Mr. Lucky

Mr. Lucky

By Richard Kohn

“Of all the gin joints in all the world, you have to walk into this one.”

A billion cold rocks, scarred and pitted,
Hurtle through space. Given the odds,

Aren’t we lucky, so unfathomably, incomprehensibly lucky,
Just to be alive.

A stray beam of light careens from one of these rocks.
Hits something. Bounces to something else
In a thing called my eye.
Behold—a magnolia in full bloom—
hanging like an apparition above the San Francisco Bay—
a lotus field from a Buddhist paradise.

How can I say I am not lucky? When a billion years of intergalactic
accidents have conspired to bring me this gift.

Indecision. Right? Left? Right? Left? I walk through a door
and there is the love of my life.

How lucky, how unfathomably, uncharacteristically lucky that I just
didn’t blow it.

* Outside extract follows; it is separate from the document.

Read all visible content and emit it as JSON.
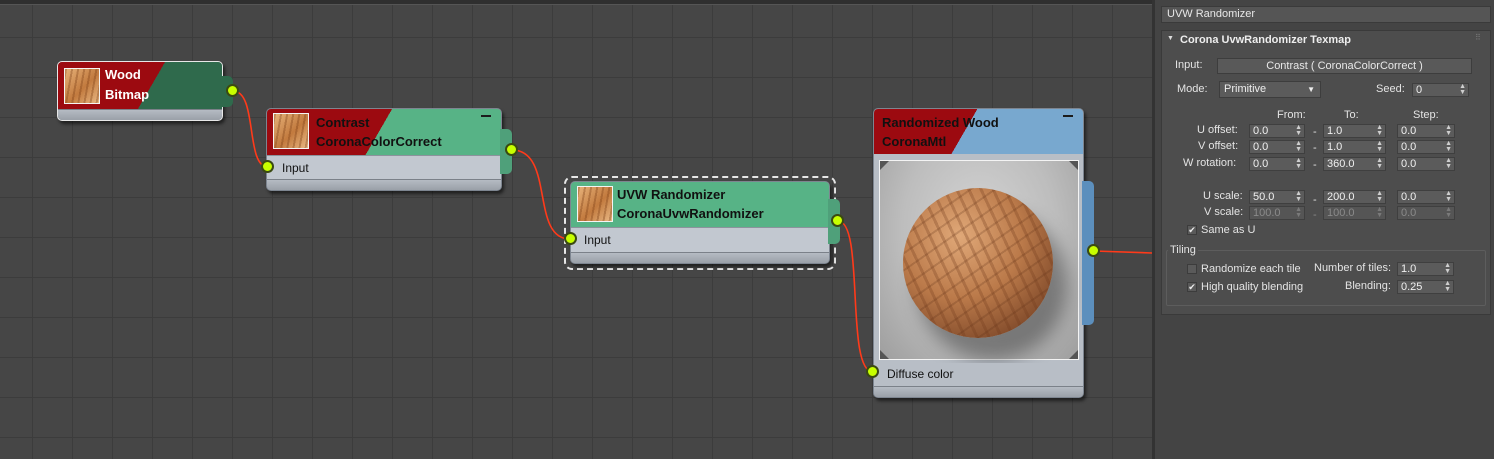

Her face reddens and strains. She screams. Another minute surely she
shall die. Or I will. Then the baby’s head emerged, tiny tired perfection,
weary as an old man, radiant as an angel.

How can I say that I’m not lucky? Just to be alive.

A doctor walks in. She need say nothing. The answer is etched in her eyes.
Those shadows on your liver are cancer, metastatic cancer.

But how can I say that I’m not lucky?
Just to be alive.
Like you.

Richard Kohn (1948—2000) was a documentary filmmaker, Tibetan Buddhist scholar, photographer, poet, and author. His best-known book and award-winning film are both entitled Lord of the Dance: The Mani Rimdu Festival in Tibet and Nepal.


steven said...

hi dan, man oh man that's wickedgood writing!!! richard's name is new to me. so off i'll go this afternoon to see what i can see. thanks!!! steven

Dan Gurney said...

Thanks, Steven—I'm glad you enjoyed this poem, too. It's pretty powerful writing.